Opioid drugs are the primary drug of abuse in most cases of benzodiazepine abuse, with alcohol being the second most common drug of abuse with benzodiazepines.
Abuse of benzodiazepines often occurs to enhance the euphoric effects of other drugs or to reduce unwanted effects that are associated with other drugs.
When an individual abuses a benzodiazepine like Tranxene in combination with some other drug of abuse, they will often take the benzodiazepine in a much higher dose than an individual who is abusing a benzodiazepine alone.
Taking higher doses of the drug results in tolerance forming much more quickly and accelerates addiction.
Research indicates there are other risk factors associated with benzodiazepine abuse, including:
A large number of individuals who abuse benzodiazepines are Caucasian.
Mental health disorder
Benzodiazepine abuse is strongly associated with individuals who have some other diagnosis of a psychiatric or psychological disorder.
Pre-existing substance use disorder
Rates of benzodiazepine abuse are much higher in individuals who have some other pre-existing substance use disorder.
Someone with a family history of a substance use disorder or some other mental health disorder is at an increased risk for benzodiazepine abuse.
Length of use
Individuals with prescriptions for benzodiazepines that continue for a year or more are at a greater risk of developing an addiction than individuals who are prescribed the drug for shorter periods of time.
Individuals who use the drug for longer periods of time are more likely to develop a severe physical dependence on Tranxene.
The development of physical dependence on any drug results in the person having difficulty discontinuing the use of the drug on their own.
Individuals who abuse drugs and develop a significant physical dependence on them are often concerned about the stigma associated with their condition and may not actively seek help.
The physical dependence associated with benzodiazepines can produce severe withdrawal symptoms, including delirium tremens and seizures, which can both be life-threatening.
Many individuals become caught up in the cycle of addiction by using the drug to avoid withdrawal symptoms.

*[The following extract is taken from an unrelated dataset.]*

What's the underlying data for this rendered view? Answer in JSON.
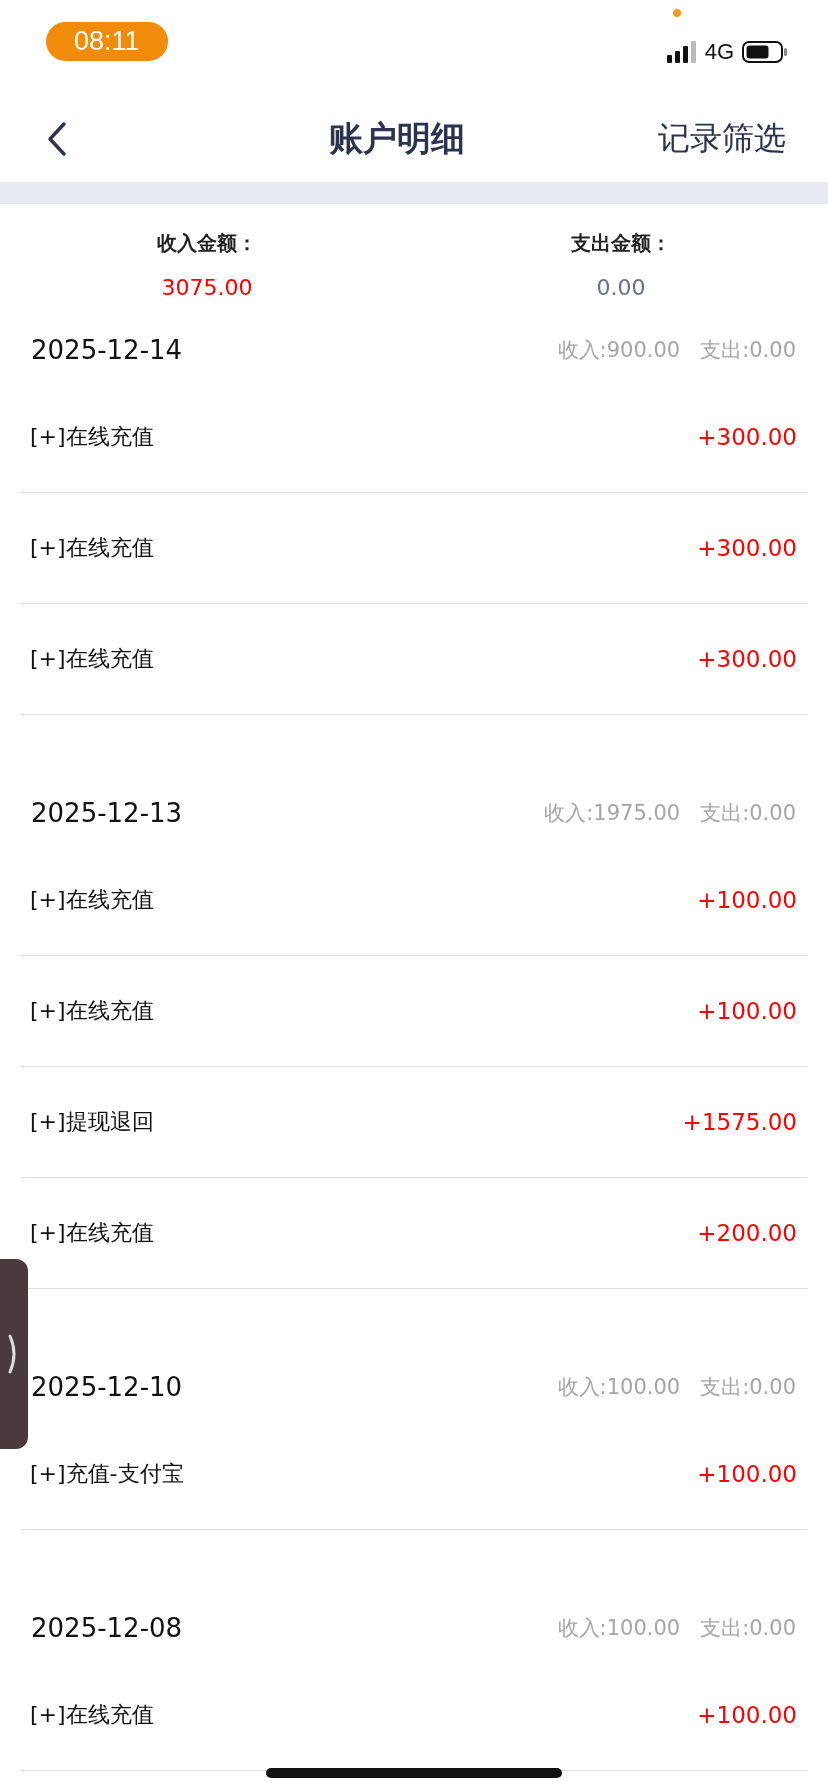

They find they need the drug more frequently or in higher amounts to avoid withdrawal instead of proactively seeking help for their situation.
Factors Resulting In Addiction
The type of drug or the kind of person does not determine whether one will develop a substance use disorder. Instead, it is a combination of variables that increase the probability that anyone could develop a substance abuse issue.
Tranxene, like all of the benzodiazepines, is a drug that has significant medicinal uses. However, it is also a drug that can be a significant drug of abuse.
It is possible to become addicted to Tranxene through chronic misuse of the drug.
Addiction represents a chronic disorder that is associated with drug misuse and the development of significant impairment or dysfunction in life as a direct result of drug use.
People who use drugs for medical reasons, while under the supervision of their doctor, would not be considered addicted to the drug even if they develop a level of physical dependence when taking it.
Treating Addiction to Tranxene
Addiction is a treatable condition. It requires hard work and a professional team effort to help an individual in recovery, but an addiction to any substance of abuse is treatable.
In the vast majority of cases, individuals with substance use disorders need to receive professional help to overcome their problem.
In the case of Tranxene, the first step is to get a formal assessment from a licensed medical professional. This will help an individual determine the extent of their addictive behavior and learn of possible treatment plans.
The majority of individuals who are addicted to benzodiazepines like Tranxene need professional assistance to help them recover. They also need to be involved in treatment for a sufficient length of time to allow them to change their behavior and develop a new approach to life. These are effective methods in achieving freedom from addiction.